ETF Securities’ Siano sees increased interest in coffee at Borsa Italiana
LCFE MI price is up 221% year to date, ETF Securities’ head of France and Italy Massimo Siano highlights.
Increased rain seems to have reduced stress in many areas, but in Minas Gerais which (produces 70% of Brazil’s Arabica), was still very dry.
Rain brought much-needed relief from heat and dryness to the south, helping to stabilize soybeans, corn, and other summer crops after a brief but significant period of stressful growing conditions.
After several days of continued heat and dryness (daytime highs from 37 to 40°C), showers and milder weather finally developed from Rio Grande do Sul to Parana, with most areas recording more than 25 mm. Similar amounts were recorded from Mato Grosso do Sul and southern Mato Grosso to western Minas Gerais, areas which had also been drier than normal for more than 1 week; in fact, it was the first substantial rain in the sugarcane region of Sao Paulo since the middle part of January.
In contrast, dry, unseasonably warm weather persisted in coffee areas of southern Minas Gerais and Espirito Santo. Meanwhile, rainfall increased to more than 100mm in sections of central Mato Grosso, boosting moisture for second-crop (safrinha) corn. As in the south, the rain ushered cooler weather into central and southeastern Brazil, although daytime highs prior to the showers were mostly in the middle 30s (degrees C) range.

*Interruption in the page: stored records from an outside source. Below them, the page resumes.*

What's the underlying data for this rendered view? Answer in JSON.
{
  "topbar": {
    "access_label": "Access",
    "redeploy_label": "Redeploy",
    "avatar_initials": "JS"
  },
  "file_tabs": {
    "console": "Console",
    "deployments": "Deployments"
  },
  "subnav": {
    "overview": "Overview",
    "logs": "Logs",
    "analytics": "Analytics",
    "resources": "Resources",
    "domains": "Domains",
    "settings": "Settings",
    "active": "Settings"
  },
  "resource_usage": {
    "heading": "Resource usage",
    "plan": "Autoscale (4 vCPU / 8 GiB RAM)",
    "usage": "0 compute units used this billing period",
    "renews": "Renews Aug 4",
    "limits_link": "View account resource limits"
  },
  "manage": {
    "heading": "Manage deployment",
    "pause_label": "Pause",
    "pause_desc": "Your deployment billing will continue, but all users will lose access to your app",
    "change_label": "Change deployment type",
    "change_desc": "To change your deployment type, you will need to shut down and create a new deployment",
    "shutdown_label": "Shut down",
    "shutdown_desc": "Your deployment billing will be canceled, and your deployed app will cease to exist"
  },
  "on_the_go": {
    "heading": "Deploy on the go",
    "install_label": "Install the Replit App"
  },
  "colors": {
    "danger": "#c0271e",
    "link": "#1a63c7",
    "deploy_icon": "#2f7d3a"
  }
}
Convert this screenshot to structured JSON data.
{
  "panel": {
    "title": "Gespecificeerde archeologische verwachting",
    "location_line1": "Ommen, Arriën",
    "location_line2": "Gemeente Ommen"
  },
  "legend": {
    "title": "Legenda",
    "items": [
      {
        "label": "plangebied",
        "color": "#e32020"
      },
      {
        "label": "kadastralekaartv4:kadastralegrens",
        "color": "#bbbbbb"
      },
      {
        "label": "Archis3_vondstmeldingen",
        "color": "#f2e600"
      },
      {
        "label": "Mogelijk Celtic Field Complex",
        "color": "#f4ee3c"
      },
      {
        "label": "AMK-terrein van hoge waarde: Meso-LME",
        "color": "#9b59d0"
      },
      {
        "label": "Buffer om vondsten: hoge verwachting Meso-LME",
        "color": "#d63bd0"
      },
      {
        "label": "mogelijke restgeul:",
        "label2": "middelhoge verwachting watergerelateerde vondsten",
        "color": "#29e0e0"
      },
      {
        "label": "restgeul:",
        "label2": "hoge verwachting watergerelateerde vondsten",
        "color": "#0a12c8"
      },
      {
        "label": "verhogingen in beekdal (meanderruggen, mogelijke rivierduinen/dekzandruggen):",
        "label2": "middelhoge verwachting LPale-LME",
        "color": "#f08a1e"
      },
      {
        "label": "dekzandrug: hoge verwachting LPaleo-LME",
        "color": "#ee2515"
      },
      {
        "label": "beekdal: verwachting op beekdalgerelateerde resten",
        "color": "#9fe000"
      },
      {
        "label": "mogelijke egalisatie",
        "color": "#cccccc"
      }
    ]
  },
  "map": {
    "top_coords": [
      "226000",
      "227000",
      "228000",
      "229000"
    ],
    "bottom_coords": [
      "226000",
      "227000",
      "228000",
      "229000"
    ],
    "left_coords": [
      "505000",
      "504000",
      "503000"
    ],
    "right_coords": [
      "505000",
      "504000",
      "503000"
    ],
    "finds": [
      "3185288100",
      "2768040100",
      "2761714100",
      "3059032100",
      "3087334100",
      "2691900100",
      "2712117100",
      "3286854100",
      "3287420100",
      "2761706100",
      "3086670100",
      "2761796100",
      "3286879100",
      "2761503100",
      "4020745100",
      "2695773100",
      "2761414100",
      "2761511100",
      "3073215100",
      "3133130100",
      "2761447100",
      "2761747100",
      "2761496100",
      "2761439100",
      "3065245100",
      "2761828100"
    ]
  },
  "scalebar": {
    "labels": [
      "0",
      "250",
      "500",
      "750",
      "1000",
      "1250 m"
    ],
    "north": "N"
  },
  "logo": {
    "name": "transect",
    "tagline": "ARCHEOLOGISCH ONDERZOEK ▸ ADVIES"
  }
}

Rain also returned to the northeastern interior (notably Tocantins and western Bahia), although pockets of dryness (less than 25 mm) lingered in the vicinity of eastern Goias. Mild (daytime highs reaching the lower 30s) seasonably drier conditions (rainfall below 10 mm in most areas) fostered growth of irrigated sugarcane and cocoa along the northeastern coast.